4. How important do you think self-organisation is in a contemporary art context?

As we touched upon in the previous question, we principally see artist-run initiatives as a strategy for solidarity; a form of collective learning that operates in opposition to the extractive and commercial methodologies governing many contemporary art contexts. Self-organized initiatives seek to ‘organize-around’ rather than ‘produce-through or extract-from’. Examples of this can be tangible, such as organizing around a space, a facility, a shared interest or idea. Other examples are tacit, such as the knowledge of reciprocated interest or the feeling of ‘belonging’ that people might associate with attending an opening or event.

We believe these are of equal importance and should be nurtured accordingly, as they can grant these initiatives with a resilience and resourcefulness that is divorced from the forces typically governing commercial practices. In essence, our understanding is that the popularity of these self-organized models stems from their ability to encourage divergent thinking and enact change. As free and public forums that encourage this thinking, they are of crucial importance to contemporary art contexts, particularly as they grow increasingly rare.

It is impossible for us to imagine Scotland’s contemporary art scene without the breadth and diversity of its artist-run initiatives. The largest threat we can recognize to this landscape stems from the pervasive lack of autonomy governing the planning and programming decisions these organizations regularly make. Although this systemic injustice influences all aspects of an ARI’s existence, we feel it is particularly felt when it comes to the lack of ownership towards space and resources. It is not uncommon for an ARI to spend an equal amount on rent (often for dilapidated or compromised premises) as it does on the delivery of an entire years program.
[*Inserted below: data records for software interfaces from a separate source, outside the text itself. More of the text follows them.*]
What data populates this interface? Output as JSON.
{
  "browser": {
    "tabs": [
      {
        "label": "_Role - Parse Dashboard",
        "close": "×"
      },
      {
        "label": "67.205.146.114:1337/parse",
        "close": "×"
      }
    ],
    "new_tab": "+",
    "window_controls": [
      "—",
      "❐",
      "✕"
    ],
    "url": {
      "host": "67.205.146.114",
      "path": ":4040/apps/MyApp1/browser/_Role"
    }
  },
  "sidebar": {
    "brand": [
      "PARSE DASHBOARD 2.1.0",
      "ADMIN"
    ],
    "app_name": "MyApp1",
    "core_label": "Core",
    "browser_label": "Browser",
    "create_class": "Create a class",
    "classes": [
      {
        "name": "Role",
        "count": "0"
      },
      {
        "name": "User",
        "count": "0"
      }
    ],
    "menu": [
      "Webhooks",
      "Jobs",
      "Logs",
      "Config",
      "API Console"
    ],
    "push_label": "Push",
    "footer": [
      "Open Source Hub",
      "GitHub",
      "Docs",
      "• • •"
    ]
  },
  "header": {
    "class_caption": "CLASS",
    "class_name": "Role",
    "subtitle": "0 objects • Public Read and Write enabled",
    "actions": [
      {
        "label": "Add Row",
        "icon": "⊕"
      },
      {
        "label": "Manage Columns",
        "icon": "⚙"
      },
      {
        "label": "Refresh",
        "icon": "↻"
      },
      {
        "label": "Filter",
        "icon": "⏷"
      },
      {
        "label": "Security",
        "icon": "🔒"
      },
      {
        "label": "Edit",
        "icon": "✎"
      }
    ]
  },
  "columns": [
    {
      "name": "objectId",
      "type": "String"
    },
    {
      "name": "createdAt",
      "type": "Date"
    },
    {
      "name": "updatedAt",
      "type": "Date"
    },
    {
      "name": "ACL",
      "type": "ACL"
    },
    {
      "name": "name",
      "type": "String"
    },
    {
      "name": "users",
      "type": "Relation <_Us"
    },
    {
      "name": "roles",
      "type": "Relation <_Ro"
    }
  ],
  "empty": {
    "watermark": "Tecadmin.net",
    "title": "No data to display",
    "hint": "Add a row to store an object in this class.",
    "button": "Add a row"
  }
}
If this expense was used to remunerate the endless hours of unpaid labour supporting ARIs, they might suddenly increase in both quantity and quality. Even if this were not to occur, the existing initiatives would certainly be able to implement the kinds of change that precarity now inhibits.

8. If you had unlimited access to resources and funding, is there a piece or project that you would like to realise?

Our dream would be to purchase a premises in Edinburgh through grant funding. This centre would function as a platform for co-operative and contemporary art research. Much like Mutual already does, the centre would focus on providing affordable facilities to artists and co-operative practitioners alike. These could include studios, workshops and a research-oriented recourse centre. Membership schemes and studio rents would serve to pay all staff and site development costs. Once operative, the organization could evolve into a curatorial project or commissioning platform with an aim to further support emerging practitioners whilst introducing new audiences to the co-operative values.


Mutual Press is a risograph print studio and publishing project based in Edinburgh. The project functions as the collaborative practice of artists Katariina Yli-Malmi (@katariinalimalmi) and Michael Di Rienzo. You can find them on and or @mutual_coop on Instagram.